• [Problem to solve]: In the records, each line holding "heading" must be reported.

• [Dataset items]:
○ ○ ○ ○ ○

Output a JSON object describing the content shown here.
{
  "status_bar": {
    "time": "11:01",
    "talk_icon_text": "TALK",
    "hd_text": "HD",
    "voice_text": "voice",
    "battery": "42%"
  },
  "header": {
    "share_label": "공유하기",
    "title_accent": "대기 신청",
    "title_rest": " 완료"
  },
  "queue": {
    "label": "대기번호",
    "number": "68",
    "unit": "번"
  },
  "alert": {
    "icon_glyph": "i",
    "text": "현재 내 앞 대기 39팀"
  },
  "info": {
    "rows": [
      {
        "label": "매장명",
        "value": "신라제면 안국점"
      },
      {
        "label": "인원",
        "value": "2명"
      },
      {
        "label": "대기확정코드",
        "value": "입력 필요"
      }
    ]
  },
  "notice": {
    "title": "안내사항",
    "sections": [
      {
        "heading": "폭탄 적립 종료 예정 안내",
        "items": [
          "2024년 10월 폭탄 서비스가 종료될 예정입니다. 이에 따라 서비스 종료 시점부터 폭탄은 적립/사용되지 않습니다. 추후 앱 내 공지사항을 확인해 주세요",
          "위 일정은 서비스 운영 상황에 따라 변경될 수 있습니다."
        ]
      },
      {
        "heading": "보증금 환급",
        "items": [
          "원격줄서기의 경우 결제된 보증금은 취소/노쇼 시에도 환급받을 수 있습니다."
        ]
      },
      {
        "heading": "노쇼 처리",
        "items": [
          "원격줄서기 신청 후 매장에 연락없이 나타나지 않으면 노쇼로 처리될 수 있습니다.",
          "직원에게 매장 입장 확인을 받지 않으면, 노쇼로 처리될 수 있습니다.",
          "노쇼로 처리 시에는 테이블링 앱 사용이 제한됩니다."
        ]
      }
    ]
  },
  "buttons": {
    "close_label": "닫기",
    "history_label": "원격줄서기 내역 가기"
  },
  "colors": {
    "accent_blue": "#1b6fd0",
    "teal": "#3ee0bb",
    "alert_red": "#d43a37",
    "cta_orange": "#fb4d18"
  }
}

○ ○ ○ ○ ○

• [Answer below]:
        "heading": "폭탄 적립 종료 예정 안내",
        "heading": "보증금 환급",
        "heading": "노쇼 처리",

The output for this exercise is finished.